For the 1996–97 season, the Jazz drastically updated their logos and uniforms, with a new color scheme of purple, copper and turquoise. Their new uniform set featured a silhouette of the Wasatch Range on the center chest, with a stylish new Jazz script, and purple & turquoise details. On the road purple jersey, the white mountain range gradually fades to purple just above the numbers, which are white, with copper interior trim and teal outlining. On the home white jersey, the numbers are purple, with white interior trim and teal outlining. The Jazz wore these jerseys until the 2003–04 season.
The Jazz also introduced an alternate black jersey in the 1998–99 season, with the Jazz script on the center chest, but without the Wasatch Range silhouette. On this jersey, both the Jazz script and numbers are white, with purple interior trim and copper outlining, and copper side panels. These jerseys were worn until the 2003–04 season.

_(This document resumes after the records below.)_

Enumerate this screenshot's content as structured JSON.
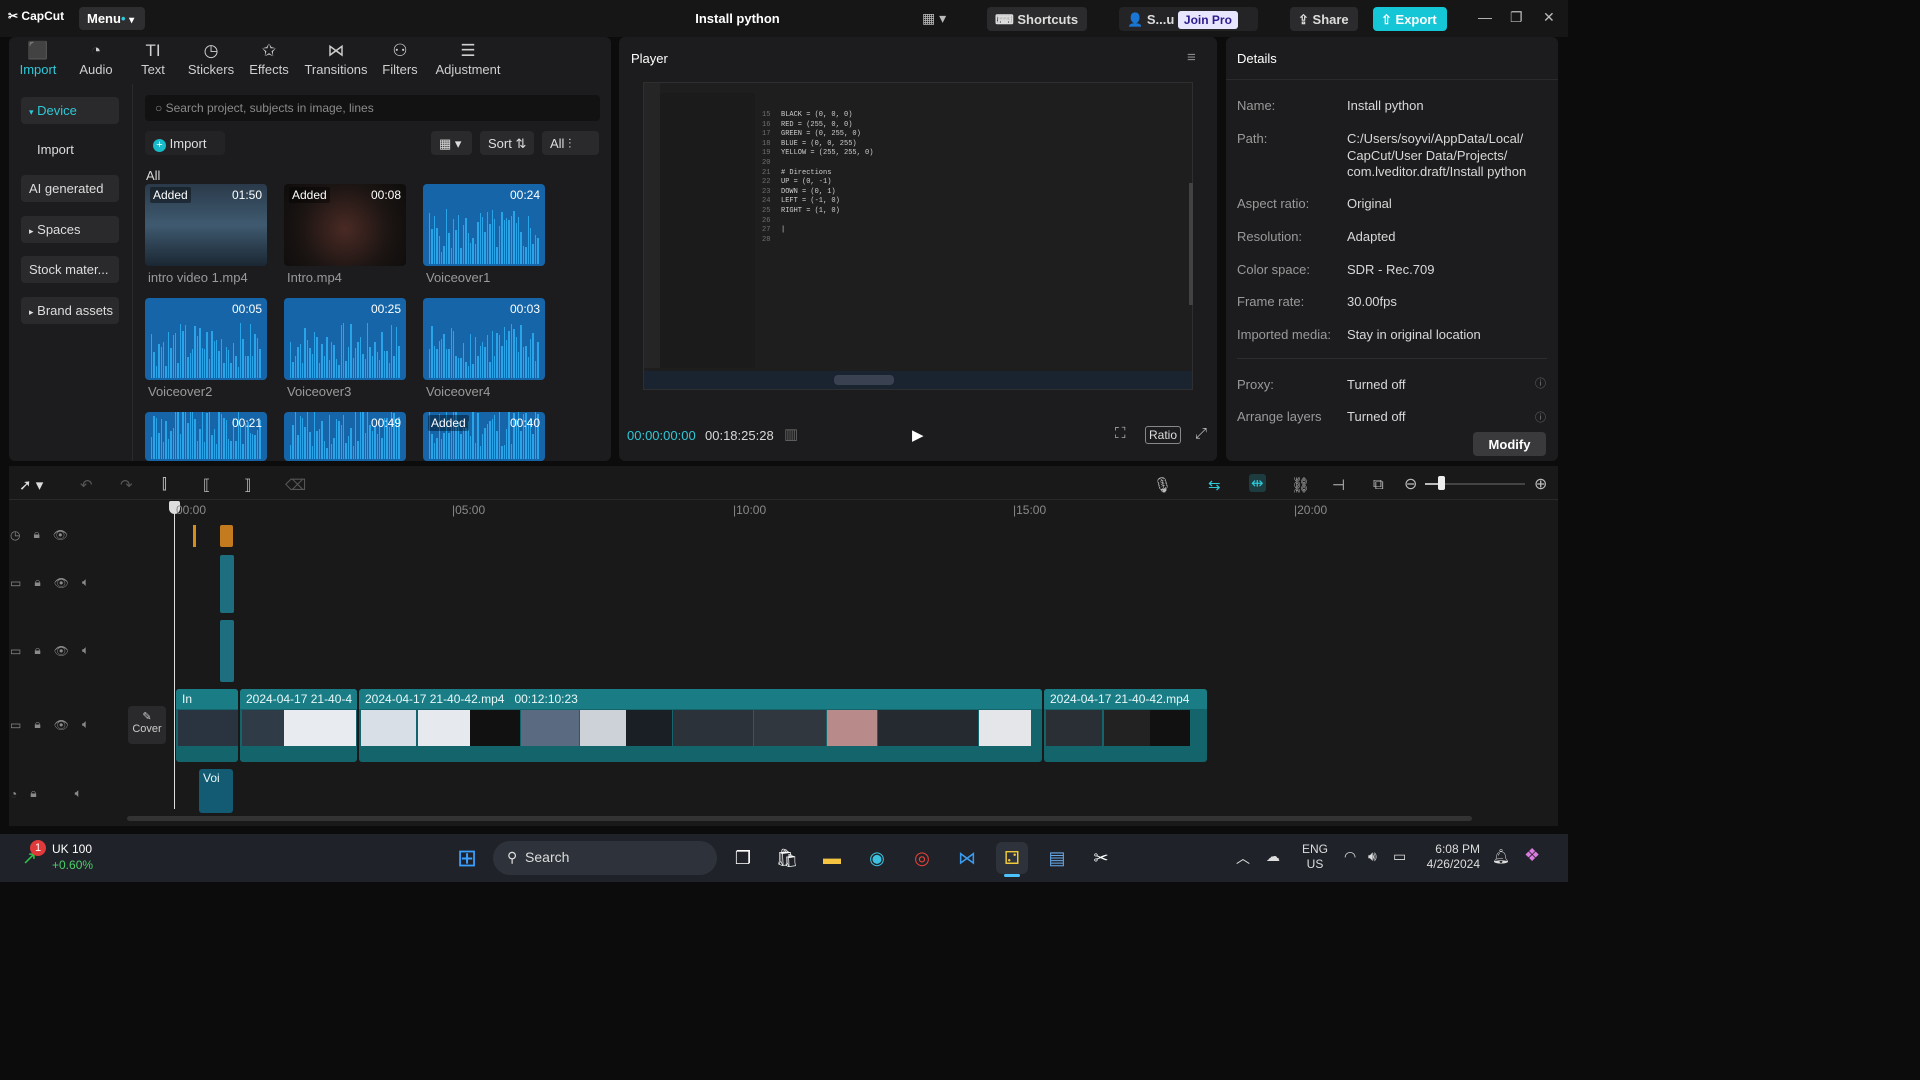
{
  "app": {
    "logo": "CapCut",
    "menu": "Menu",
    "title": "Install python",
    "shortcuts": "Shortcuts",
    "user": "S...u",
    "join_pro": "Join Pro",
    "share": "Share",
    "export": "Export"
  },
  "toolbar": [
    {
      "label": "Import",
      "icon": "import-icon",
      "glyph": "⬛"
    },
    {
      "label": "Audio",
      "icon": "audio-icon",
      "glyph": "◔"
    },
    {
      "label": "Text",
      "icon": "text-icon",
      "glyph": "TI"
    },
    {
      "label": "Stickers",
      "icon": "stickers-icon",
      "glyph": "◷"
    },
    {
      "label": "Effects",
      "icon": "effects-icon",
      "glyph": "✩"
    },
    {
      "label": "Transitions",
      "icon": "transitions-icon",
      "glyph": "⋈"
    },
    {
      "label": "Filters",
      "icon": "filters-icon",
      "glyph": "⚇"
    },
    {
      "label": "Adjustment",
      "icon": "adjustment-icon",
      "glyph": "☰"
    }
  ],
  "sidebar": {
    "device": "Device",
    "import": "Import",
    "ai_generated": "AI generated",
    "spaces": "Spaces",
    "stock": "Stock mater...",
    "brand": "Brand assets"
  },
  "media": {
    "search_placeholder": "Search project, subjects in image, lines",
    "import_btn": "Import",
    "sort": "Sort",
    "all_filter": "All",
    "section": "All",
    "items": [
      {
        "name": "intro video 1.mp4",
        "duration": "01:50",
        "added": "Added"
      },
      {
        "name": "Intro.mp4",
        "duration": "00:08",
        "added": "Added"
      },
      {
        "name": "Voiceover1",
        "duration": "00:24",
        "added": ""
      },
      {
        "name": "Voiceover2",
        "duration": "00:05",
        "added": ""
      },
      {
        "name": "Voiceover3",
        "duration": "00:25",
        "added": ""
      },
      {
        "name": "Voiceover4",
        "duration": "00:03",
        "added": ""
      },
      {
        "name": "",
        "duration": "00:21",
        "added": ""
      },
      {
        "name": "",
        "duration": "00:49",
        "added": ""
      },
      {
        "name": "",
        "duration": "00:40",
        "added": "Added"
      }
    ]
  },
  "player": {
    "title": "Player",
    "current_time": "00:00:00:00",
    "total_time": "00:18:25:28",
    "ratio": "Ratio",
    "line_numbers": "15\n16\n17\n18\n19\n20\n21\n22\n23\n24\n25\n26\n27\n28",
    "code": "BLACK = (0, 0, 0)\nRED = (255, 0, 0)\nGREEN = (0, 255, 0)\nBLUE = (0, 0, 255)\nYELLOW = (255, 255, 0)\n\n# Directions\nUP = (0, -1)\nDOWN = (0, 1)\nLEFT = (-1, 0)\nRIGHT = (1, 0)\n\n|\n"
  },
  "details": {
    "title": "Details",
    "rows": [
      {
        "label": "Name:",
        "value": "Install python"
      },
      {
        "label": "Path:",
        "value": "C:/Users/soyvi/AppData/Local/\nCapCut/User Data/Projects/\ncom.lveditor.draft/Install python"
      },
      {
        "label": "Aspect ratio:",
        "value": "Original"
      },
      {
        "label": "Resolution:",
        "value": "Adapted"
      },
      {
        "label": "Color space:",
        "value": "SDR - Rec.709"
      },
      {
        "label": "Frame rate:",
        "value": "30.00fps"
      },
      {
        "label": "Imported media:",
        "value": "Stay in original location"
      },
      {
        "label": "Proxy:",
        "value": "Turned off"
      },
      {
        "label": "Arrange layers",
        "value": "Turned off"
      }
    ],
    "modify": "Modify"
  },
  "timeline": {
    "ruler": [
      "00:00",
      "|05:00",
      "|10:00",
      "|15:00",
      "|20:00"
    ],
    "clip_labels": [
      "In",
      "2024-04-17 21-40-4",
      "2024-04-17 21-40-42.mp4",
      "00:12:10:23",
      "2024-04-17 21-40-42.mp4"
    ],
    "cover": "Cover",
    "audio_clip": "Voi"
  },
  "taskbar": {
    "stock_name": "UK 100",
    "stock_change": "+0.60%",
    "badge": "1",
    "search": "Search",
    "lang1": "ENG",
    "lang2": "US",
    "time": "6:08 PM",
    "date": "4/26/2024"
  }
}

In the 2004–05 season, the Jazz once again updated their color scheme, logos and uniforms. The new color scheme, which the team used until the end of the 2009–10 season, consisted of navy blue, powder blue, silver & purple, though the latter color was only used on the primary logo and alternate logo. The team logo remained the same, for the exception of the new color variation. The new home uniform consisted of an updated "Jazz" script on the center chest in navy blue, with navy numbers, both of which had silver interior trim and powder blue outlining. The new road uniform was navy blue, with a "Utah" script in powder blue on the center chest and powder blue numbers, both of which had silver outlining and white interior trim.
In the 2006–07 season, the Jazz introduced a new alternate powder blue uniform. This uniform, which the team used until the end of the 2009–10 season, featured a Jazz script identical to the team logo and navy blue numbers below the script, also with silver and white trim. The nameplate on the back of the jersey was navy blue.
On June 15, 2010, the Jazz unveiled a new logo and color scheme on the team's official website. For the 2010–11 season, the Jazz reverted to the team's original music note logo (without the word Utah), with a new color scheme of navy blue, gold, dark green & gray. The new uniform set, which was unveiled on August 16, 2010, features a design nearly identical to the team's aforementioned 1980s uniform designs, with the following differences: navy blue replacing purple on the road jerseys, dark green numerals on the home white jerseys, a white Jazz logo script on the road jerseys and side panels on both the home and away jerseys. The new uniforms were a combination of both the old and new styles, with navy blue retained from the most recent color scheme, but the now-famous 'J-note' logo and gold and green were revived.